Among the entries that follow, find the lines holding "material" and say how many there are, with no other words.

--- START ---

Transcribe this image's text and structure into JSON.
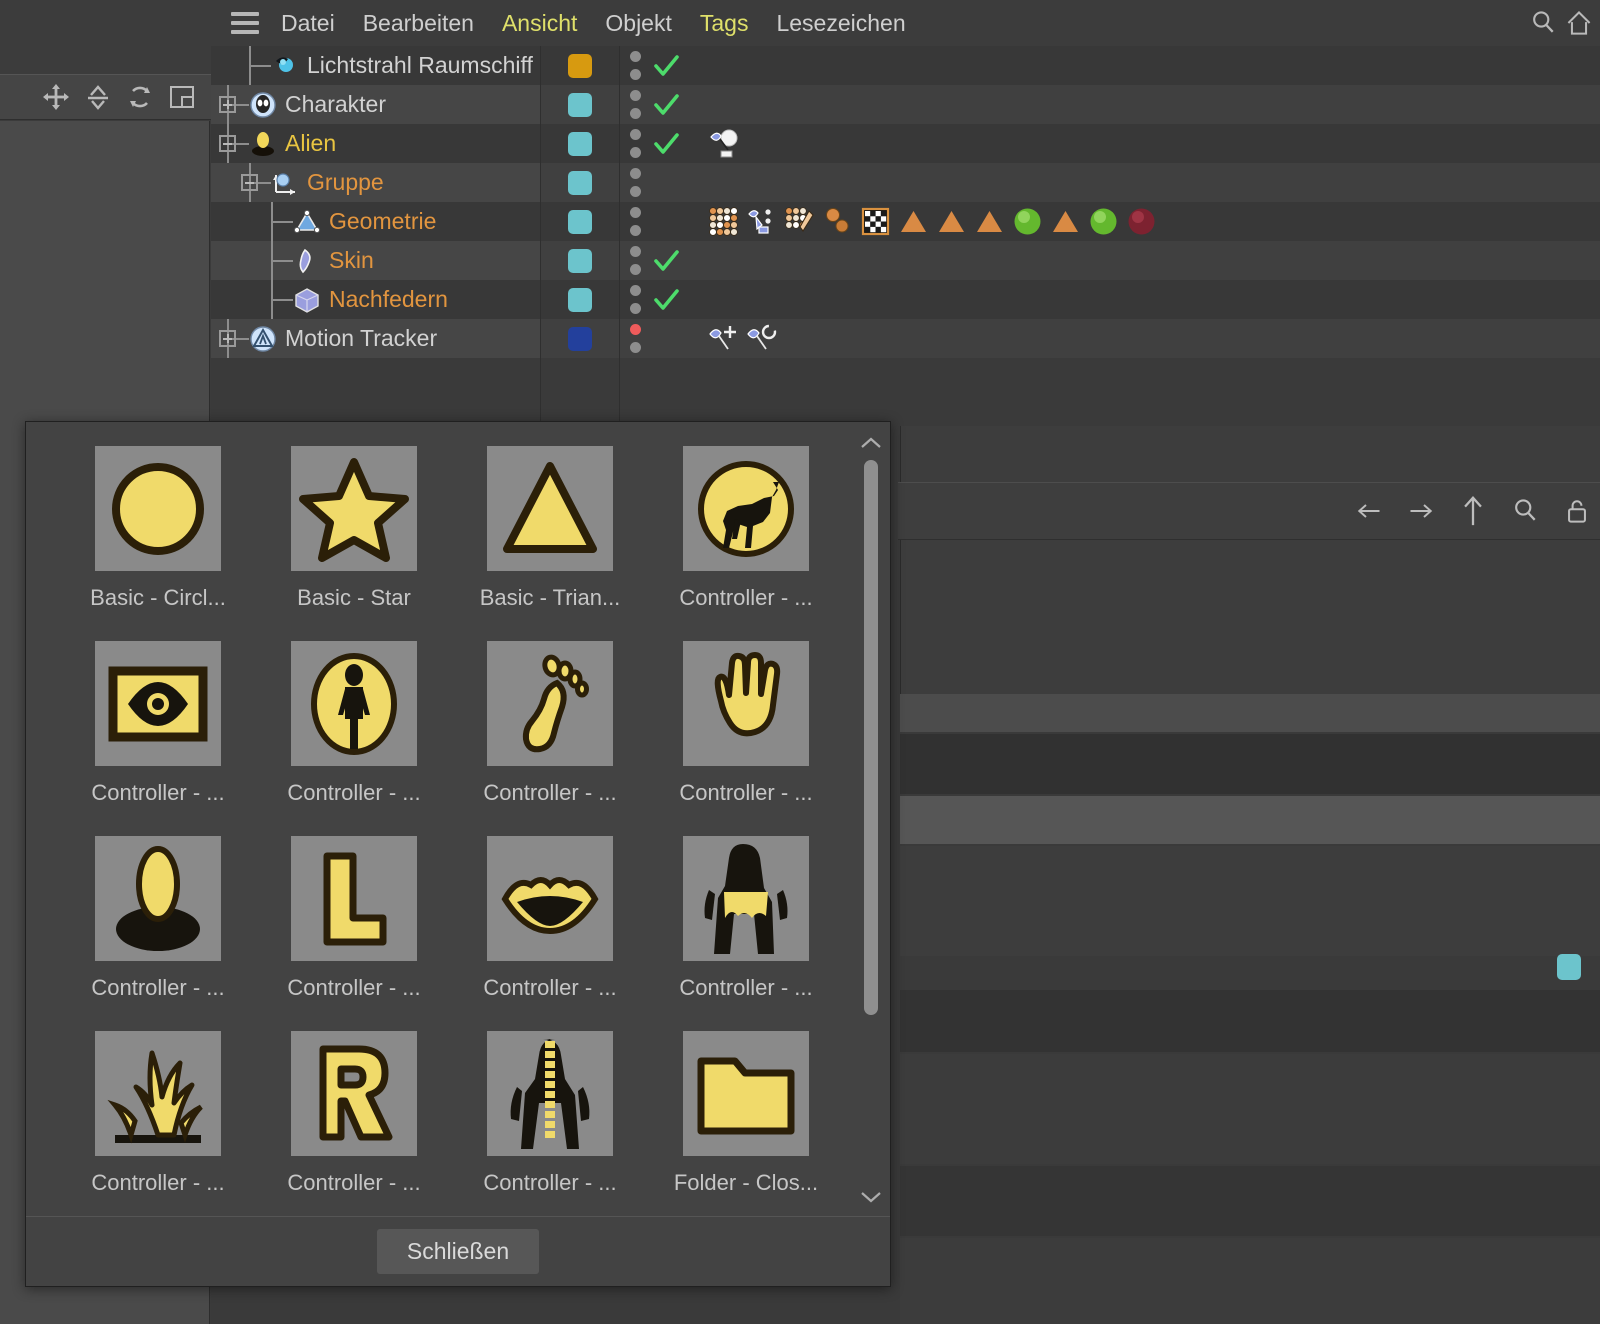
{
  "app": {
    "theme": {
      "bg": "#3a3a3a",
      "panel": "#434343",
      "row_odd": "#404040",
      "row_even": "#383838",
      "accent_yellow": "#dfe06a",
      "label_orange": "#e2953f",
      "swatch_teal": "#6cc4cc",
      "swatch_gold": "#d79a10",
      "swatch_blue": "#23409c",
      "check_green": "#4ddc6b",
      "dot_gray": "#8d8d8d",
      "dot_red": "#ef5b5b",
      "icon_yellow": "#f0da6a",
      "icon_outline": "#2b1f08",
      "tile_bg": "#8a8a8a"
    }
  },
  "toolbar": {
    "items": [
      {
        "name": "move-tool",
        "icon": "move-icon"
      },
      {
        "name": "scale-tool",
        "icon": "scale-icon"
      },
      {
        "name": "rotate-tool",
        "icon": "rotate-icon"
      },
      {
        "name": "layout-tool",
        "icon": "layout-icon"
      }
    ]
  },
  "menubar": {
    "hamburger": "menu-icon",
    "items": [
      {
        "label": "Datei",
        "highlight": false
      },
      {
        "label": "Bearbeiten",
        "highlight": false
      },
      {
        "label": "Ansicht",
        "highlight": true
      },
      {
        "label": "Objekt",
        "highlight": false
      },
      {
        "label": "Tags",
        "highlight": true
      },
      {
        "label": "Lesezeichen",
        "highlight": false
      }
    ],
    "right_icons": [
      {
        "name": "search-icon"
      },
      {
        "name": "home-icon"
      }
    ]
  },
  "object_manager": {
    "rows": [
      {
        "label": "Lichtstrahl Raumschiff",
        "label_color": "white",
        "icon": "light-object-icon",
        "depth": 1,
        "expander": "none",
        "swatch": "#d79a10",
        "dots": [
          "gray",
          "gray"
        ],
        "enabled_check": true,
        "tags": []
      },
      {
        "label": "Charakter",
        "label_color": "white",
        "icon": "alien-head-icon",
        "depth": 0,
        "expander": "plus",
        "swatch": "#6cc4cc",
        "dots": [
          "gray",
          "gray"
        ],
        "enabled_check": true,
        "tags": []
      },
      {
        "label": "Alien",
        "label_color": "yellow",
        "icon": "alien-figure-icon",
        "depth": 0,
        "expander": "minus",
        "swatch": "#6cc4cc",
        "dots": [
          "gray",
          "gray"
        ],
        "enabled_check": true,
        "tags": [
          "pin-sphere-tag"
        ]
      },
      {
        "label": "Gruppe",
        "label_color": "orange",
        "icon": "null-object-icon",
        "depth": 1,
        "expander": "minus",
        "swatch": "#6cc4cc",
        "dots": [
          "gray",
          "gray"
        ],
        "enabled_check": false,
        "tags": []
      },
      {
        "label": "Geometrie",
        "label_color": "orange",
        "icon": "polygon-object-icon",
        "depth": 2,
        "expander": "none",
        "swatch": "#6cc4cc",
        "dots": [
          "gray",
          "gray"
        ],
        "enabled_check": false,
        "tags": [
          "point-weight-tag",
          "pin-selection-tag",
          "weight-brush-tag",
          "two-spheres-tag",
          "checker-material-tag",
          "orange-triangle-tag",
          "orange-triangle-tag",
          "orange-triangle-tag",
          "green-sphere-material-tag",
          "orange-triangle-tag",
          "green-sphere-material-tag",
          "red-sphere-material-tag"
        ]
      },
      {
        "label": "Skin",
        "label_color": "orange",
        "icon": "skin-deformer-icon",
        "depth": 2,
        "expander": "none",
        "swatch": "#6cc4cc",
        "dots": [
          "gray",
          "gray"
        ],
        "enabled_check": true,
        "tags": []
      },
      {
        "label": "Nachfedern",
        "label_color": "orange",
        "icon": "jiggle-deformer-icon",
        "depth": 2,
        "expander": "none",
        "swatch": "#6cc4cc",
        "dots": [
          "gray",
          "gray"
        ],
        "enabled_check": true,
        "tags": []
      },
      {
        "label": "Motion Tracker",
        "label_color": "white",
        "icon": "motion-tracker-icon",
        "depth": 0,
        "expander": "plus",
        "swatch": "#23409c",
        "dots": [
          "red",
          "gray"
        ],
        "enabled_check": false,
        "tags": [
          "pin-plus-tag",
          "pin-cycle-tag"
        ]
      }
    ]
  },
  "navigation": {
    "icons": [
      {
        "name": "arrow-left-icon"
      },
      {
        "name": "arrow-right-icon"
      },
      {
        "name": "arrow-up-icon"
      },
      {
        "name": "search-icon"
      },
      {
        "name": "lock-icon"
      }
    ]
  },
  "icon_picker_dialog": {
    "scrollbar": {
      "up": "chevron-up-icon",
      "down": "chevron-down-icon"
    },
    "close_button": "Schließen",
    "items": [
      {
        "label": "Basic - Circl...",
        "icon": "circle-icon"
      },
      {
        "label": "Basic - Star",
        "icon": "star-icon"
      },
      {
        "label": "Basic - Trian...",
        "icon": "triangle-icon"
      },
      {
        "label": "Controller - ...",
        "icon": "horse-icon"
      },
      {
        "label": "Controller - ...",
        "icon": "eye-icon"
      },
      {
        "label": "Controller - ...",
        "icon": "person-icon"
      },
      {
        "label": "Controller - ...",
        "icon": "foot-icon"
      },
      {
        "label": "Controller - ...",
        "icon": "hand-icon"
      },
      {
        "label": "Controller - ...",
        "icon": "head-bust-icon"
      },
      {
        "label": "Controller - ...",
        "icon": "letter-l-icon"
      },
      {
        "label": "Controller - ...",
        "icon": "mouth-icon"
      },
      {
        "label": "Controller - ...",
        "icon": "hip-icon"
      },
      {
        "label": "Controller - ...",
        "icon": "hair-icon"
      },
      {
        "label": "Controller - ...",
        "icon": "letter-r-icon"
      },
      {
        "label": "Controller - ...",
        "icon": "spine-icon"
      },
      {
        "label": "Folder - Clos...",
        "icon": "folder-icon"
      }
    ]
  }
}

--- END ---

*Answer to this problem*
4